%%

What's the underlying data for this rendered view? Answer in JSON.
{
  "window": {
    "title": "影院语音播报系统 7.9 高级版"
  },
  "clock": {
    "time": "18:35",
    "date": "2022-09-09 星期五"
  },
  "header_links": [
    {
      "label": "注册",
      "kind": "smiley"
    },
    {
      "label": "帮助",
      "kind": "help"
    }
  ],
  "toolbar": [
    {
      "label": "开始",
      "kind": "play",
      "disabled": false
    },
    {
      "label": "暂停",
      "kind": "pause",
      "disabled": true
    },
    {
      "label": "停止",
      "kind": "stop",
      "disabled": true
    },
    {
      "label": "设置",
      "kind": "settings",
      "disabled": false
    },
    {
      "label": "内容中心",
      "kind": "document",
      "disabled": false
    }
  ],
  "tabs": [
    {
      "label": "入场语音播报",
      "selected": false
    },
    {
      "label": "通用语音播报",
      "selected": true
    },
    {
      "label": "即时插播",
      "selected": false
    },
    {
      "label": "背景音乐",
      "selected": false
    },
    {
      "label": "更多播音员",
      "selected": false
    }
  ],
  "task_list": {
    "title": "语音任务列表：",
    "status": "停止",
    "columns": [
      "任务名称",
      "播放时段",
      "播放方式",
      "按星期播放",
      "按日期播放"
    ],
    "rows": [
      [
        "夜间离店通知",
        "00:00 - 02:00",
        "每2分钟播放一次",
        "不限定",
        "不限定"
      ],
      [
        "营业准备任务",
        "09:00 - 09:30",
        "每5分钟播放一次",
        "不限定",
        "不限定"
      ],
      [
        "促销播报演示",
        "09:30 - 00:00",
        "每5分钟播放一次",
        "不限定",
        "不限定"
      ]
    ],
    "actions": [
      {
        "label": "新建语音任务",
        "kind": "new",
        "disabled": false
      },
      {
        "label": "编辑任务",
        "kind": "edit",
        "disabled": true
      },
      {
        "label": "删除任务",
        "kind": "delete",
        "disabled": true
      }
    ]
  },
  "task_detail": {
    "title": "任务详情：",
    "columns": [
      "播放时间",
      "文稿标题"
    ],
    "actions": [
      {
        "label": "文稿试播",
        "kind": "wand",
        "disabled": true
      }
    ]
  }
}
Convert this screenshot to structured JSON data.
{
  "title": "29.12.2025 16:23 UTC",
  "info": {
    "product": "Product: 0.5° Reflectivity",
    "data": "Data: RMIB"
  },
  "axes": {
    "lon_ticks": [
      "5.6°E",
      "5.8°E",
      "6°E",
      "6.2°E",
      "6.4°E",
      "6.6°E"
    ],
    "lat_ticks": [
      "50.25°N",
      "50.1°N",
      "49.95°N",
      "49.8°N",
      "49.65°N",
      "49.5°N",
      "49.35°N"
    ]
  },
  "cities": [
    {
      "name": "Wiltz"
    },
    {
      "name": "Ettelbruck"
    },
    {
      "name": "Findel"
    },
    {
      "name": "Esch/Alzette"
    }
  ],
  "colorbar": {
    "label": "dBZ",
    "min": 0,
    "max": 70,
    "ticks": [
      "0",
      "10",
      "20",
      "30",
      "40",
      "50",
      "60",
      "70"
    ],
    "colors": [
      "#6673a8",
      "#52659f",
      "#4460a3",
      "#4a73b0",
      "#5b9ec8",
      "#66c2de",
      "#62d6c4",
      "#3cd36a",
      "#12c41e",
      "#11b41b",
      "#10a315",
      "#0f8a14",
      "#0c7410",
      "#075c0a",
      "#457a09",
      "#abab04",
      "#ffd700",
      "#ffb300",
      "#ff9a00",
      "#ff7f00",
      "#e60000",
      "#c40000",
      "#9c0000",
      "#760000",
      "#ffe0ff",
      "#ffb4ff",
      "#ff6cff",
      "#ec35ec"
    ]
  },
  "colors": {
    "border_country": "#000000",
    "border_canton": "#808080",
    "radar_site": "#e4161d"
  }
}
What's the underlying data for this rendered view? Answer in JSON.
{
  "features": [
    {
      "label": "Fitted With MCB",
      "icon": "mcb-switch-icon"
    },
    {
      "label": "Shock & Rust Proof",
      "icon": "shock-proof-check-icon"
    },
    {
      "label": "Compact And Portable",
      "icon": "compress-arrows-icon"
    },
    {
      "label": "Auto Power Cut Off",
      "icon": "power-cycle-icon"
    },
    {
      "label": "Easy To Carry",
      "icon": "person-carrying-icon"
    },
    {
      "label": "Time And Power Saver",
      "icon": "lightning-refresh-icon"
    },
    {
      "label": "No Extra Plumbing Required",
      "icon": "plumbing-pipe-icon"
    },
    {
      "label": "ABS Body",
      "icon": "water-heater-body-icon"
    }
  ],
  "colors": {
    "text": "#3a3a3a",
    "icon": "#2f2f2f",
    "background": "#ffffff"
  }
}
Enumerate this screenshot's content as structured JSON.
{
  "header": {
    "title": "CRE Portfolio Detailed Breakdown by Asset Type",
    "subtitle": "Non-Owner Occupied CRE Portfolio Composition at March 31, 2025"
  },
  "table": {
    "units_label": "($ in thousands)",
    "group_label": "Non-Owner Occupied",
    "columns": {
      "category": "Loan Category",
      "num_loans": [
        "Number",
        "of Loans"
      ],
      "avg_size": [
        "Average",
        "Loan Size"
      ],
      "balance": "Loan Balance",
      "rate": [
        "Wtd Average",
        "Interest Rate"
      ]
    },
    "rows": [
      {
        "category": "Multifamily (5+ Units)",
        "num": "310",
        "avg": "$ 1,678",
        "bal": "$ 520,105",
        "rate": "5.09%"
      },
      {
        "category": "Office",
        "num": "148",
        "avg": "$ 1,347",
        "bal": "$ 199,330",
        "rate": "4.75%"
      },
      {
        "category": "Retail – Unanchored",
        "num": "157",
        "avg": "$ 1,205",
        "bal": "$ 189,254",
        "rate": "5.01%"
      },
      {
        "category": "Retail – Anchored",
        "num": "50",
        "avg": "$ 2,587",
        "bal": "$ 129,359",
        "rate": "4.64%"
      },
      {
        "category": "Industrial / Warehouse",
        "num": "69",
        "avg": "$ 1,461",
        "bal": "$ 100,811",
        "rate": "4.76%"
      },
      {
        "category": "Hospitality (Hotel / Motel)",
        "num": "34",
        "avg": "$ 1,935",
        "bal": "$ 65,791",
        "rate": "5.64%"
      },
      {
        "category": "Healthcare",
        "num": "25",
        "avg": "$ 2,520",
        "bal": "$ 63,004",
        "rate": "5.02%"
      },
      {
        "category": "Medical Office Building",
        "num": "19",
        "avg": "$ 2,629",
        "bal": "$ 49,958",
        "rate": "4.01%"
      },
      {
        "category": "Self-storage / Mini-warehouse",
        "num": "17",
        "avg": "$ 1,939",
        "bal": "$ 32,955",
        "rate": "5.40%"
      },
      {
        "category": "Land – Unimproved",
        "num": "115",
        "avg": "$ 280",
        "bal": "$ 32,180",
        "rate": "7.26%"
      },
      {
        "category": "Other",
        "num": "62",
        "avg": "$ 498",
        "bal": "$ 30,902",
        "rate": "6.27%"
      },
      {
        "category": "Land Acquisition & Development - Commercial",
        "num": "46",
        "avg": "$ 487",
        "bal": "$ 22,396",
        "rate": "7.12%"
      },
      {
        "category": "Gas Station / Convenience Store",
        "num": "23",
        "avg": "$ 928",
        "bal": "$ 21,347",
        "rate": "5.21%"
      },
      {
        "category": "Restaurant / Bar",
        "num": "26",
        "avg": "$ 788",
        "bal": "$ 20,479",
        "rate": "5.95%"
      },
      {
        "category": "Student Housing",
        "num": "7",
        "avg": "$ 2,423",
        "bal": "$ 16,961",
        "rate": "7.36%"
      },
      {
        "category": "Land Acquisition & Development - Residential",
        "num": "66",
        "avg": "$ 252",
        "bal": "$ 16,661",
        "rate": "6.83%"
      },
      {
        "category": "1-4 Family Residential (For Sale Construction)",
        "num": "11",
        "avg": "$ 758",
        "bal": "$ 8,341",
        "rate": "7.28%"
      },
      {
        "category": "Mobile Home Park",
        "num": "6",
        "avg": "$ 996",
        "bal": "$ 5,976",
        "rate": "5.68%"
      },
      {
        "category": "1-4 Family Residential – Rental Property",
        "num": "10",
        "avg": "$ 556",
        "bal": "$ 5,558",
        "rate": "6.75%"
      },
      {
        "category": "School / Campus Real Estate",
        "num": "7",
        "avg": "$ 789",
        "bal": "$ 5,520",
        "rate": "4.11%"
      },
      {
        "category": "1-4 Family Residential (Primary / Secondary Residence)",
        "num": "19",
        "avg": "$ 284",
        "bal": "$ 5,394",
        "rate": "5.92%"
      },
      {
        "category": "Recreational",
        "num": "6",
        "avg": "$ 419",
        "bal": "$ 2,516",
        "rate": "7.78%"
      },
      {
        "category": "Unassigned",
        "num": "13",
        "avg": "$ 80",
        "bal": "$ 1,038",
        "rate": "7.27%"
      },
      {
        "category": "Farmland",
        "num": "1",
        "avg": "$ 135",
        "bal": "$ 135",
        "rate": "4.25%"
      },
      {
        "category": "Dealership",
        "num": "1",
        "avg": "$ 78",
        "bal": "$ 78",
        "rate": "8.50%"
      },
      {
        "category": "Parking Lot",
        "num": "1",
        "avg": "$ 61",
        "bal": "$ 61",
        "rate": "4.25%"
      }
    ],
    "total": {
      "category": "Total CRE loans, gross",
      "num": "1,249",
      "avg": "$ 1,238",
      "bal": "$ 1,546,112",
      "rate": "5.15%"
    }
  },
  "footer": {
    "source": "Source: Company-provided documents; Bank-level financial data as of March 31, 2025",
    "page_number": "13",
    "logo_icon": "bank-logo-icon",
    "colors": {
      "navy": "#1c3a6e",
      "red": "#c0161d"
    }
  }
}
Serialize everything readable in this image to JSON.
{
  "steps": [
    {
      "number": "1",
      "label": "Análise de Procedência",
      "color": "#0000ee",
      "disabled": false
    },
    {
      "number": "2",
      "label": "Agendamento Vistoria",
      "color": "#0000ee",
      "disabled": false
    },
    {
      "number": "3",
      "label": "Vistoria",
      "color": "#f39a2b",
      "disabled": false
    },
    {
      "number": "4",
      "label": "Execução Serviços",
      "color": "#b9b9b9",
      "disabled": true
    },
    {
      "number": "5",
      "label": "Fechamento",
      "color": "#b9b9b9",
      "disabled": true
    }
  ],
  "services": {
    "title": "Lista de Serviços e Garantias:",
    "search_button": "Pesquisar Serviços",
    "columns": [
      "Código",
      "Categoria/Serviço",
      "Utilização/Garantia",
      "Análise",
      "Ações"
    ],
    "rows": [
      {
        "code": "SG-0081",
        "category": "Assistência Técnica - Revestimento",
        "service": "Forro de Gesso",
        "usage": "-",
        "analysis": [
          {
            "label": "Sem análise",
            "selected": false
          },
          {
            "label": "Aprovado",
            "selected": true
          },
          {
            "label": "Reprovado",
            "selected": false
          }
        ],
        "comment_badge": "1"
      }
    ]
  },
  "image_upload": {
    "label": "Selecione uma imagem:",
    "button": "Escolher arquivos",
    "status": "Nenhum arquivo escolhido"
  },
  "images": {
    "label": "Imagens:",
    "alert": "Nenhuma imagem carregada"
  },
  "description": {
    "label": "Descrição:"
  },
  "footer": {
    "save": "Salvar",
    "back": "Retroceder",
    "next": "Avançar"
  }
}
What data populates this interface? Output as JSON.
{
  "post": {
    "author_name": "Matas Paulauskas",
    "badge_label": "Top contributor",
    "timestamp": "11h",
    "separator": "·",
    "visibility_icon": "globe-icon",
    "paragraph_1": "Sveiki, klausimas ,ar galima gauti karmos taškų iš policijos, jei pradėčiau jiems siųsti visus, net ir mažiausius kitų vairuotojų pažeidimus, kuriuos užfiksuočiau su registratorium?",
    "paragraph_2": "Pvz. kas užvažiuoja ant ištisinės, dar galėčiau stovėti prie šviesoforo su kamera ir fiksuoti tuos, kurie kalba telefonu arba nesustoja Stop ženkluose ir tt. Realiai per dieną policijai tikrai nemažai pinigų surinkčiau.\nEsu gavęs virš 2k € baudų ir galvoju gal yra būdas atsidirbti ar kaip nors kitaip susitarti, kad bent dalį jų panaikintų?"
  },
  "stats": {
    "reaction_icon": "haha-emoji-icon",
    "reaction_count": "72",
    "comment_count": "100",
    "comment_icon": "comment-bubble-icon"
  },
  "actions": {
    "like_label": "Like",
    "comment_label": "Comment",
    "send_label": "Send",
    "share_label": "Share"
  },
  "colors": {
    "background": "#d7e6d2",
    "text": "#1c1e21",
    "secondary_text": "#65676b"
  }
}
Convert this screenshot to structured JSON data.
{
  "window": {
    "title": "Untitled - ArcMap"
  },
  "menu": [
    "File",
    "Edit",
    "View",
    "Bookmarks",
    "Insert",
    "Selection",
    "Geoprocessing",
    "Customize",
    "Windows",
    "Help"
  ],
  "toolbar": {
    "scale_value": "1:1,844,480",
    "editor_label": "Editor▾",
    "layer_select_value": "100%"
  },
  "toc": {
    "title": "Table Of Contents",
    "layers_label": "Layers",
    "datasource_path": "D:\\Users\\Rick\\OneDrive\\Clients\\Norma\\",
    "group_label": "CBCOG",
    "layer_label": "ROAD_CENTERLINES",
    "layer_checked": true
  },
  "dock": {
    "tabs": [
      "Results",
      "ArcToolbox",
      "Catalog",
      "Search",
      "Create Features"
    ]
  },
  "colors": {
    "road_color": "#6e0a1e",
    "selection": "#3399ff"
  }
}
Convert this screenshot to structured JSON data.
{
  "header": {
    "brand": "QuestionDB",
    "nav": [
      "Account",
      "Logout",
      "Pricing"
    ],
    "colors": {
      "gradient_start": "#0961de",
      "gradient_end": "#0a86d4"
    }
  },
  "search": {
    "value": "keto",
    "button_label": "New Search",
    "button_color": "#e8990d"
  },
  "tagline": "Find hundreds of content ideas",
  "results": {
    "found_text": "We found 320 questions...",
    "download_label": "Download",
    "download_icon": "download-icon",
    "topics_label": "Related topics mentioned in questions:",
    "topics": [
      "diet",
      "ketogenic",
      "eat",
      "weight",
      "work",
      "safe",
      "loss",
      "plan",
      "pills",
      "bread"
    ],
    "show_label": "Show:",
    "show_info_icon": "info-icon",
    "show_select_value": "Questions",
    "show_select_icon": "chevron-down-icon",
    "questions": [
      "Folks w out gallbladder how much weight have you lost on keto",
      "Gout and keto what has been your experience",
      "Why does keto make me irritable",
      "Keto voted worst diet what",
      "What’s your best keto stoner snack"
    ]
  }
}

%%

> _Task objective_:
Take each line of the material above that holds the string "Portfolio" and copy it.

> _Exercise answer_:
    "title": "CRE Portfolio Detailed Breakdown by Asset Type",
    "subtitle": "Non-Owner Occupied CRE Portfolio Composition at March 31, 2025"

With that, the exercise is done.